> **Data for analysis**:
● ● ● ● ●

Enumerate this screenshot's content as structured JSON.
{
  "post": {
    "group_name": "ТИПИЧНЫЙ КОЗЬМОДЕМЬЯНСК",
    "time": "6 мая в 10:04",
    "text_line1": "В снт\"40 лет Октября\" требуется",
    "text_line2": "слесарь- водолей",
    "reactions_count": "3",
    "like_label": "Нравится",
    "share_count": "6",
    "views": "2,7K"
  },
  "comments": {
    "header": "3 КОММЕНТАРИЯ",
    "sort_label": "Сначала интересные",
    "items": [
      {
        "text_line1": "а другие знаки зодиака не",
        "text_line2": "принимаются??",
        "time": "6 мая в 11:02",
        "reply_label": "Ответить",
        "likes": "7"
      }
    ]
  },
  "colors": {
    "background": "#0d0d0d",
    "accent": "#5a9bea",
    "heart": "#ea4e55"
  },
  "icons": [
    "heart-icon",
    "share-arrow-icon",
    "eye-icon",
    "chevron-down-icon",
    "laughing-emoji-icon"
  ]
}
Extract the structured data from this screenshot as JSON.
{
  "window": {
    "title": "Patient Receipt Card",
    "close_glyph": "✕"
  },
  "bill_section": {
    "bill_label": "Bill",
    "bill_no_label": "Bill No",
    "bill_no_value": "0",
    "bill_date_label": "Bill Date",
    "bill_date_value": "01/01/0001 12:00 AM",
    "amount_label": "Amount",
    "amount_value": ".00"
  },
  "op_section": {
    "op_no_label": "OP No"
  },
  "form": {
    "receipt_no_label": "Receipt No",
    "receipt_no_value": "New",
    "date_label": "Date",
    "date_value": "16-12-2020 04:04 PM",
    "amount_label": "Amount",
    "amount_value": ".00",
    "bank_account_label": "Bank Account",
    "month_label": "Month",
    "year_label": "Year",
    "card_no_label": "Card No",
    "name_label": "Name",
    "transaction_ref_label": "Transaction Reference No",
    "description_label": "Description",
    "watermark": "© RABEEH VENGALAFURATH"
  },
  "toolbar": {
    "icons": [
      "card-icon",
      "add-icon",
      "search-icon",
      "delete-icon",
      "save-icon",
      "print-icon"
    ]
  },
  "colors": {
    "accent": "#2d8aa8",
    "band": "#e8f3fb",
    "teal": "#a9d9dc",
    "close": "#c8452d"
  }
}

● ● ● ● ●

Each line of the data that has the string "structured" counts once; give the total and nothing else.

2